Throughout, the dynamic amongst our lead survivors is fairly believable. The decisions made are true (if flawed, but hey, they’re only human) and the dialogue early on has an airy bounce to it that is reminiscent of Reeves’ days on “Felicity.” Hud is classic J.J. Abrams material – a tad grating at times, but always spot-on when a dash of comic relief is needed. The rest of the gang, particularly Rob, is there to anchor the gravity of their situation. And while their efforts to evoke a sense of somberness and fear are appreciated, it feels they’re all holding back. No one has a balls-out freak-out moment, even when their safety is compromised during their underground travels.

Those are minor quibbles, though.

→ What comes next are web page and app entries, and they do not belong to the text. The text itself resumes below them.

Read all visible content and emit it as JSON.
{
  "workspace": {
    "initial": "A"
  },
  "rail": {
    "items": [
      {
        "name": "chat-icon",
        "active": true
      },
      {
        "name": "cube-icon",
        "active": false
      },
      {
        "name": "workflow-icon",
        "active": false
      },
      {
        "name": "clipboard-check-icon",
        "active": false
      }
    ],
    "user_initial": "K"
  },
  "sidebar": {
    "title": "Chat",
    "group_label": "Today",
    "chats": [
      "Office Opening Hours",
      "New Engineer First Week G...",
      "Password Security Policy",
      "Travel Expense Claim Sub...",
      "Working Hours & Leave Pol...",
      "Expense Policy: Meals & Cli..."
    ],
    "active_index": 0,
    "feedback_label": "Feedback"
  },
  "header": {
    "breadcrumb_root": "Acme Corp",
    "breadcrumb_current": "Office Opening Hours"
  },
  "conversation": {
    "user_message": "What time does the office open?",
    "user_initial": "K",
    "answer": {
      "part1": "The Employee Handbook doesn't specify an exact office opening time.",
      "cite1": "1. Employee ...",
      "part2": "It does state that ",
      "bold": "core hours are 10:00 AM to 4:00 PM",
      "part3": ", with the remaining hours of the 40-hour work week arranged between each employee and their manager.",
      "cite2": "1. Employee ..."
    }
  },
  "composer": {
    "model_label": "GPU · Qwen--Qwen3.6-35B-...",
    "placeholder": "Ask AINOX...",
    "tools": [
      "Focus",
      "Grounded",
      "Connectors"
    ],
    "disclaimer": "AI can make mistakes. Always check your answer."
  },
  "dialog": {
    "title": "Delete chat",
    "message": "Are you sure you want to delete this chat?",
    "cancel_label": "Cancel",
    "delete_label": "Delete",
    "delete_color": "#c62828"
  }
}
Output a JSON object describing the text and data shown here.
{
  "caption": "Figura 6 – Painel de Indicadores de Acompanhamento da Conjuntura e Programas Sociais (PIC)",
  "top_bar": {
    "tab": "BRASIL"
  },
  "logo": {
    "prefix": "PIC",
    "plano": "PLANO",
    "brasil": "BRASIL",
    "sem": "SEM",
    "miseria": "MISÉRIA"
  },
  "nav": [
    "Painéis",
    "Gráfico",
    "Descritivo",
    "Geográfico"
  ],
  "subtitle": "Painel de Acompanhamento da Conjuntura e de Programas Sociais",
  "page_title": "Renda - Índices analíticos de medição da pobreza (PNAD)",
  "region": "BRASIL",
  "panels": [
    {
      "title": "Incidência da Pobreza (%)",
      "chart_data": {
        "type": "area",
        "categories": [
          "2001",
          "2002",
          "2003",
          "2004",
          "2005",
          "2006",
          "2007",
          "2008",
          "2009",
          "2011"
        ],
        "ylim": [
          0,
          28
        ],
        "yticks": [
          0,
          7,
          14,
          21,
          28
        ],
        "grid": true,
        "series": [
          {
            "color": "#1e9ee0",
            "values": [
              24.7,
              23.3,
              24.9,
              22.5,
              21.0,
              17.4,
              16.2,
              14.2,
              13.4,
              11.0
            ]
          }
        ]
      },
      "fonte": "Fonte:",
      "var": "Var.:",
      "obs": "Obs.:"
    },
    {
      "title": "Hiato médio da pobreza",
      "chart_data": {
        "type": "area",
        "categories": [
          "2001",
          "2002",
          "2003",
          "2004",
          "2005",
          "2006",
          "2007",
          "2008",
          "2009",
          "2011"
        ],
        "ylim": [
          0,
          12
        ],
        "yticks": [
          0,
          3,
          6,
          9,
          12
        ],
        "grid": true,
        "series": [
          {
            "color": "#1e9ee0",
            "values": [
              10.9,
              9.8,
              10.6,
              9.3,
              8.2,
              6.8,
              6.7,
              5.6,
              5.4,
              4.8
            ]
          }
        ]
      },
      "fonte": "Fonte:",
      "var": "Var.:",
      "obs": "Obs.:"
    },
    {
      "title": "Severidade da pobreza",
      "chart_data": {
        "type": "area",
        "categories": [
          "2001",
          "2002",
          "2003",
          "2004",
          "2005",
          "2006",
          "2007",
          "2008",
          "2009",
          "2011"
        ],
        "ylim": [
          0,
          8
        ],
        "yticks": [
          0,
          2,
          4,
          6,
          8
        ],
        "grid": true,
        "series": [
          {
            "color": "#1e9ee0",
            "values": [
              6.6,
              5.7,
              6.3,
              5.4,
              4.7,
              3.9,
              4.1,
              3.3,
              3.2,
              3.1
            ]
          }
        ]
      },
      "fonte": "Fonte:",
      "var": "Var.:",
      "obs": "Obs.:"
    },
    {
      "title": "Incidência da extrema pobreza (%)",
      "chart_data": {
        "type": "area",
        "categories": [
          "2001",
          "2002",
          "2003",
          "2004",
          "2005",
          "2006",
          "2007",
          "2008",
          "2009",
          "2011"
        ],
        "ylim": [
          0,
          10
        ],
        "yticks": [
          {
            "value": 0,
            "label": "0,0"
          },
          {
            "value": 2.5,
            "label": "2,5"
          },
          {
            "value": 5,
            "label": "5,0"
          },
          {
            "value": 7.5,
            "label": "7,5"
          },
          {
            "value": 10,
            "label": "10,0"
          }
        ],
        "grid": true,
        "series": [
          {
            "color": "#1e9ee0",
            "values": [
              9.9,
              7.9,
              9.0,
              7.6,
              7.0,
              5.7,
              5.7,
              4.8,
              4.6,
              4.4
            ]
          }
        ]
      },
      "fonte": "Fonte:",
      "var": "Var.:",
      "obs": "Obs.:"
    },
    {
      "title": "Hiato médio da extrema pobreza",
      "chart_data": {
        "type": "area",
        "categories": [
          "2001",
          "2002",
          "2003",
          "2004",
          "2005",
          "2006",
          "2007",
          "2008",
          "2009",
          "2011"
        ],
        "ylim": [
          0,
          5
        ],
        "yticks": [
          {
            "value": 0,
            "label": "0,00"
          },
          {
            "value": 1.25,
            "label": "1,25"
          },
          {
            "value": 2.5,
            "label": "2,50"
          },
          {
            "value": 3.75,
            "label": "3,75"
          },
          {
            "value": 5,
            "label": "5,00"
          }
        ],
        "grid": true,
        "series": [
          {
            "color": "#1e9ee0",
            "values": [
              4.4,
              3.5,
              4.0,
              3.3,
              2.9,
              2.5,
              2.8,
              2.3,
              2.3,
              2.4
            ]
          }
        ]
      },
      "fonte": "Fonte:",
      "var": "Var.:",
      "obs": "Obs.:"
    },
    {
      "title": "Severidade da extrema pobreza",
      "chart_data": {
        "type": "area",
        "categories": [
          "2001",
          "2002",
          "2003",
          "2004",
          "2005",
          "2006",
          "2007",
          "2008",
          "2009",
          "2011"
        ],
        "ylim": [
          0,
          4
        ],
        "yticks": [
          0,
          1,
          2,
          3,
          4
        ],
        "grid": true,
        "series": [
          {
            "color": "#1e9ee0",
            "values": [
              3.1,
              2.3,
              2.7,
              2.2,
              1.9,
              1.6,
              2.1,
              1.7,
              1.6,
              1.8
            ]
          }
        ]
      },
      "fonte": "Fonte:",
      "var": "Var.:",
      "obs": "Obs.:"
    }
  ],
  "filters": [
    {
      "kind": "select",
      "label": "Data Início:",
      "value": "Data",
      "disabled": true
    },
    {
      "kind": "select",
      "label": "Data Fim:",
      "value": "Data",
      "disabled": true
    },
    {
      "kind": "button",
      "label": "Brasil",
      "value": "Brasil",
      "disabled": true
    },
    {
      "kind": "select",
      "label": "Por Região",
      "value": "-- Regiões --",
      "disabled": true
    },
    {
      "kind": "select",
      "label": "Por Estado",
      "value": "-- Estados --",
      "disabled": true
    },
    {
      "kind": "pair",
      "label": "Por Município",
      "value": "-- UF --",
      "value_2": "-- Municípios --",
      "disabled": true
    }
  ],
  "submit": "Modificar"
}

On the upside, I didn’t barf. That’s right – the dude who feels like he’s going to barf during a game of Halo didn’t get motion sick from the film’s first-person perspective. The camera work is every bit as jarring as “Blair Witch” but it works to the narrative’s advantage. We don’t see everything we would normally see in a film like this, or, we see some things we would normally see in a film like this…but from a whole new perspective. Reeves’ lays on delicious ambiguity on screen and within the plot itself, too – it’s never made clear where this monster came from (hurray!). It doesn’t stop Hud from voicing his theories, however.

As for the monster himself – sorry, no description here. He doesn’t look like “The Host,” but he might feel at home wandering around Frank Darabont’s “The Mist.” The action that surrounds this big boy is nothing short of breathtaking. Some of the first glimpses we get of him come via broadcast news reports; the effectiveness of this reveal is chilling. Up close and personal, he’s a rampaging bad-ass and seeing him through the lens of an amateur camera operator amplifies the realism tenfold. My only disappointment is Reeves’ judicious use of the creature. For a good stretch of the film’s lean 80-plus minutes, he’s off-screen, but his presence is there. Always. A boisterous sound mix reminds you constantly that the danger is lurking somewhere: Through the rumbling of his footsteps or the distant echo of gunfire from the military trying to hold the offensive (they suck at it, by the way). When he returns later, the fascination and the want to see more is at its peak.

In the end, I was looking for a monster fix and I got it. “Cloverfield” balances various messages without hammering you over the head with them. Visuals speak louder than words in this instance and the sight of New York City succumbing to annihilation, although nothing new in movies like this, speaks volumes. Scary, it is. Unique? You bet. Original? Not especially. Where “Cloverfield” works best in its gimmick. Putting a fresh face on a sub-genre, that has endured decades, and lending it a modicum of numbing authenticity is its greatest achievement.

On a final note: Do yourself a favor, stay through the end credits and listen to composer Michael Giacchino’s “Roar! (The Cloverfield Overture)” – the only music you’ll get in the film. What a stirring piece, and at the same time, a love letter to the films that have inspired this one.